Norma K. Marshall, Ph.D.
Professor Emerita of Nursing
Years at Michigan: 1953-1982
Dr. Norma K. Marshall received her nursing diploma from the Edward W. Sparrow Hospital School of Nursing in Lansing, Michigan in 1947. Subsequently she was appointed as an instructor of nursing at Sparrow Hospital where she served for four years while she studied towards an undergraduate degree at Michigan State University.
In the following years, Dr. Marshall went on to complete her undergraduate work at Case Western Reserve University-formerly Western Reserve University where she also completed her graduate studies in Nursing (MSN) and she later completed M.A. and Ph.D. degrees in Higher Education Administration at The University of Michigan.
In 1953, Dr. Marshall came to the U-M where she was appointed Assistant Professor of Nursing as well as Chairperson of the Foundations Area of the School of Nursing. Once a faculty member, she moved swiftly through the ranks to become Assistant Dean in 1971 and Professor of Nursing in 1972, both of which positions she held until her retirement as an active faculty member in 1982. Her long and loyal career with the University was highlighted by her pivotal role in the development of the Registered Nurse Studies Program and by her various administrative roles that she selflessly fulfilled. She served as Assistant Dean and Director of the RN Studies Program, as Assistant Dean for Undergraduate Studies, as Assistant Dean for Academic Affairs, and as Acting Dean of the School of Nursing from 1972-73. She was also appointed by the Governor of Michigan to the Michigan Board of Nursing, an organization for which she served as a member from 1973-76 and as Vice Chairperson from 1976-77.
Throughout her successful tenure at UM, Dr. Marshall established herself as someone who would reliably complete any task and who always went out of her way to make others' work easier.
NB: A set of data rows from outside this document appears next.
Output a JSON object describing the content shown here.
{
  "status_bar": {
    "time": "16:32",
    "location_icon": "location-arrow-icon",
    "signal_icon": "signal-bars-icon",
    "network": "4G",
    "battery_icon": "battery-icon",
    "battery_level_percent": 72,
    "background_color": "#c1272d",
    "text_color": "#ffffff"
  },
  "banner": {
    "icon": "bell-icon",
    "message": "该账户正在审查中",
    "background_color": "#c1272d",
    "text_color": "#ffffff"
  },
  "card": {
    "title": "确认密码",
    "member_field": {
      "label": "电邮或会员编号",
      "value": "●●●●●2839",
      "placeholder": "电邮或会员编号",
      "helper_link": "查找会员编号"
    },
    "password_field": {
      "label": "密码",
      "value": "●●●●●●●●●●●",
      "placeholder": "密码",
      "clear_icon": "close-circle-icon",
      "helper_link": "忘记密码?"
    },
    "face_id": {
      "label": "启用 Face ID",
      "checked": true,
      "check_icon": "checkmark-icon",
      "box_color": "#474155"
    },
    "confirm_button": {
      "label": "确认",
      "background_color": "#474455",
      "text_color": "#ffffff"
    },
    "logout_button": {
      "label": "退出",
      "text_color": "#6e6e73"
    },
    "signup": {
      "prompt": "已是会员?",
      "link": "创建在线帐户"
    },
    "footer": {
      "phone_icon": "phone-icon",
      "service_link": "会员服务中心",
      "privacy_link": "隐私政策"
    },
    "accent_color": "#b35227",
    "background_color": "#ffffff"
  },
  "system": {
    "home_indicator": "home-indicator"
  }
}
In addition, her incredible abilities both as an instructor and as an administrator were undeniable. For these reasons, she received honors from the Michigan League for Nursing, from the Michigan Nurses Association on their centennial celebration, and from Sigma Theta Tau, Rho Chapter. Moreover, she received the School of Nursing's Centennial Recognition Award (1991) and has been invited by various organizations and institutions to speak on behalf of the School and of the profession.
Upon her retirement in 1982, the Board of Regents appointed Dr. Marshall as Professor Emerita of Nursing in recognition of her remarkable 29 year career. She was also a Medical Center Alumni Society award recipient in 1983. The U-M will forever be honored to be affiliated with such an outstanding individual who to this day remains an active leader and role model in both her community and church.